_TASK OBJECTIVE:_ The copy you give must match the records exactly, except that it holds no images.

INPUT DATA Start Marker

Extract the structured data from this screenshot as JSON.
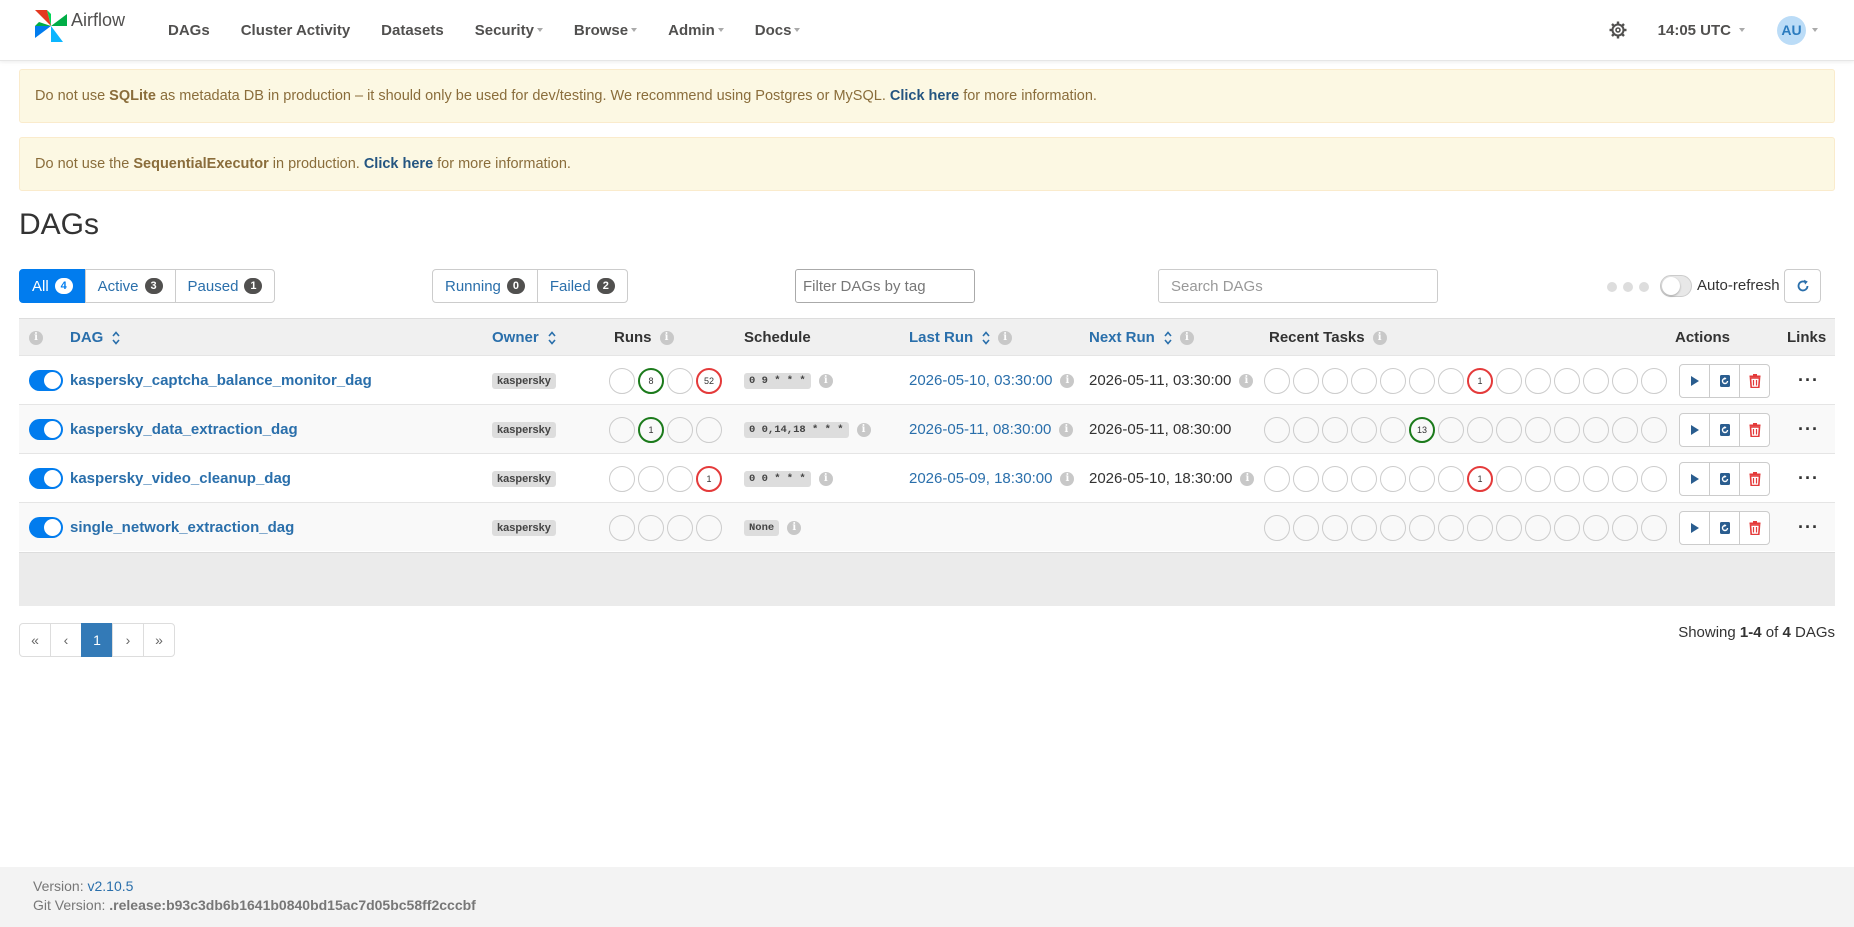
{
  "nav": {
    "brand": "Airflow",
    "items": [
      "DAGs",
      "Cluster Activity",
      "Datasets",
      "Security",
      "Browse",
      "Admin",
      "Docs"
    ],
    "time": "14:05 UTC",
    "user_initials": "AU"
  },
  "alerts": {
    "sqlite": {
      "prefix": "Do not use",
      "strong": "SQLite",
      "middle": "as metadata DB in production – it should only be used for dev/testing. We recommend using Postgres or MySQL.",
      "link": "Click here",
      "suffix": "for more information."
    },
    "executor": {
      "prefix": "Do not use the",
      "strong": "SequentialExecutor",
      "middle": "in production.",
      "link": "Click here",
      "suffix": "for more information."
    }
  },
  "page_title": "DAGs",
  "filters": {
    "all": {
      "label": "All",
      "count": "4"
    },
    "active": {
      "label": "Active",
      "count": "3"
    },
    "paused": {
      "label": "Paused",
      "count": "1"
    },
    "running": {
      "label": "Running",
      "count": "0"
    },
    "failed": {
      "label": "Failed",
      "count": "2"
    },
    "tag_placeholder": "Filter DAGs by tag",
    "search_placeholder": "Search DAGs",
    "auto_refresh": "Auto-refresh"
  },
  "table": {
    "headers": {
      "dag": "DAG",
      "owner": "Owner",
      "runs": "Runs",
      "schedule": "Schedule",
      "last_run": "Last Run",
      "next_run": "Next Run",
      "recent_tasks": "Recent Tasks",
      "actions": "Actions",
      "links": "Links"
    },
    "rows": [
      {
        "name": "kaspersky_captcha_balance_monitor_dag",
        "owner": "kaspersky",
        "runs": [
          {
            "v": ""
          },
          {
            "v": "8",
            "s": "green"
          },
          {
            "v": ""
          },
          {
            "v": "52",
            "s": "red"
          }
        ],
        "schedule": "0 9 * * *",
        "last_run": "2026-05-10, 03:30:00",
        "next_run": "2026-05-11, 03:30:00",
        "next_info": true,
        "tasks": {
          "index": 7,
          "v": "1",
          "s": "red"
        }
      },
      {
        "name": "kaspersky_data_extraction_dag",
        "owner": "kaspersky",
        "runs": [
          {
            "v": ""
          },
          {
            "v": "1",
            "s": "green"
          },
          {
            "v": ""
          },
          {
            "v": ""
          }
        ],
        "schedule": "0 0,14,18 * * *",
        "last_run": "2026-05-11, 08:30:00",
        "next_run": "2026-05-11, 08:30:00",
        "next_info": false,
        "tasks": {
          "index": 5,
          "v": "13",
          "s": "green"
        }
      },
      {
        "name": "kaspersky_video_cleanup_dag",
        "owner": "kaspersky",
        "runs": [
          {
            "v": ""
          },
          {
            "v": ""
          },
          {
            "v": ""
          },
          {
            "v": "1",
            "s": "red"
          }
        ],
        "schedule": "0 0 * * *",
        "last_run": "2026-05-09, 18:30:00",
        "next_run": "2026-05-10, 18:30:00",
        "next_info": true,
        "tasks": {
          "index": 7,
          "v": "1",
          "s": "red"
        }
      },
      {
        "name": "single_network_extraction_dag",
        "owner": "kaspersky",
        "runs": [
          {
            "v": ""
          },
          {
            "v": ""
          },
          {
            "v": ""
          },
          {
            "v": ""
          }
        ],
        "schedule": "None",
        "last_run": "",
        "next_run": "",
        "next_info": false,
        "tasks": {
          "index": -1,
          "v": "",
          "s": ""
        }
      }
    ]
  },
  "pagination": {
    "first": "«",
    "prev": "‹",
    "current": "1",
    "next": "›",
    "last": "»"
  },
  "showing": {
    "prefix": "Showing",
    "range": "1-4",
    "of": "of",
    "total": "4",
    "suffix": "DAGs"
  },
  "footer": {
    "version_label": "Version:",
    "version": "v2.10.5",
    "git_label": "Git Version:",
    "git": ".release:b93c3db6b1641b0840bd15ac7d05bc58ff2cccbf"
  },
  "colors": {
    "accent": "#017cee",
    "link": "#2a6fab",
    "success": "#1b7a1b",
    "failed": "#e43a3a",
    "warning_bg": "#fcf8e3"
  }
}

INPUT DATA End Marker

_ANSWER BOX:_
Extract the structured data from this screenshot as JSON.
{
  "nav": {
    "brand": "Airflow",
    "items": [
      "DAGs",
      "Cluster Activity",
      "Datasets",
      "Security",
      "Browse",
      "Admin",
      "Docs"
    ],
    "time": "14:05 UTC",
    "user_initials": "AU"
  },
  "alerts": {
    "sqlite": {
      "prefix": "Do not use",
      "strong": "SQLite",
      "middle": "as metadata DB in production – it should only be used for dev/testing. We recommend using Postgres or MySQL.",
      "link": "Click here",
      "suffix": "for more information."
    },
    "executor": {
      "prefix": "Do not use the",
      "strong": "SequentialExecutor",
      "middle": "in production.",
      "link": "Click here",
      "suffix": "for more information."
    }
  },
  "page_title": "DAGs",
  "filters": {
    "all": {
      "label": "All",
      "count": "4"
    },
    "active": {
      "label": "Active",
      "count": "3"
    },
    "paused": {
      "label": "Paused",
      "count": "1"
    },
    "running": {
      "label": "Running",
      "count": "0"
    },
    "failed": {
      "label": "Failed",
      "count": "2"
    },
    "tag_placeholder": "Filter DAGs by tag",
    "search_placeholder": "Search DAGs",
    "auto_refresh": "Auto-refresh"
  },
  "table": {
    "headers": {
      "dag": "DAG",
      "owner": "Owner",
      "runs": "Runs",
      "schedule": "Schedule",
      "last_run": "Last Run",
      "next_run": "Next Run",
      "recent_tasks": "Recent Tasks",
      "actions": "Actions",
      "links": "Links"
    },
    "rows": [
      {
        "name": "kaspersky_captcha_balance_monitor_dag",
        "owner": "kaspersky",
        "runs": [
          {
            "v": ""
          },
          {
            "v": "8",
            "s": "green"
          },
          {
            "v": ""
          },
          {
            "v": "52",
            "s": "red"
          }
        ],
        "schedule": "0 9 * * *",
        "last_run": "2026-05-10, 03:30:00",
        "next_run": "2026-05-11, 03:30:00",
        "next_info": true,
        "tasks": {
          "index": 7,
          "v": "1",
          "s": "red"
        }
      },
      {
        "name": "kaspersky_data_extraction_dag",
        "owner": "kaspersky",
        "runs": [
          {
            "v": ""
          },
          {
            "v": "1",
            "s": "green"
          },
          {
            "v": ""
          },
          {
            "v": ""
          }
        ],
        "schedule": "0 0,14,18 * * *",
        "last_run": "2026-05-11, 08:30:00",
        "next_run": "2026-05-11, 08:30:00",
        "next_info": false,
        "tasks": {
          "index": 5,
          "v": "13",
          "s": "green"
        }
      },
      {
        "name": "kaspersky_video_cleanup_dag",
        "owner": "kaspersky",
        "runs": [
          {
            "v": ""
          },
          {
            "v": ""
          },
          {
            "v": ""
          },
          {
            "v": "1",
            "s": "red"
          }
        ],
        "schedule": "0 0 * * *",
        "last_run": "2026-05-09, 18:30:00",
        "next_run": "2026-05-10, 18:30:00",
        "next_info": true,
        "tasks": {
          "index": 7,
          "v": "1",
          "s": "red"
        }
      },
      {
        "name": "single_network_extraction_dag",
        "owner": "kaspersky",
        "runs": [
          {
            "v": ""
          },
          {
            "v": ""
          },
          {
            "v": ""
          },
          {
            "v": ""
          }
        ],
        "schedule": "None",
        "last_run": "",
        "next_run": "",
        "next_info": false,
        "tasks": {
          "index": -1,
          "v": "",
          "s": ""
        }
      }
    ]
  },
  "pagination": {
    "first": "«",
    "prev": "‹",
    "current": "1",
    "next": "›",
    "last": "»"
  },
  "showing": {
    "prefix": "Showing",
    "range": "1-4",
    "of": "of",
    "total": "4",
    "suffix": "DAGs"
  },
  "footer": {
    "version_label": "Version:",
    "version": "v2.10.5",
    "git_label": "Git Version:",
    "git": ".release:b93c3db6b1641b0840bd15ac7d05bc58ff2cccbf"
  },
  "colors": {
    "accent": "#017cee",
    "link": "#2a6fab",
    "success": "#1b7a1b",
    "failed": "#e43a3a",
    "warning_bg": "#fcf8e3"
  }
}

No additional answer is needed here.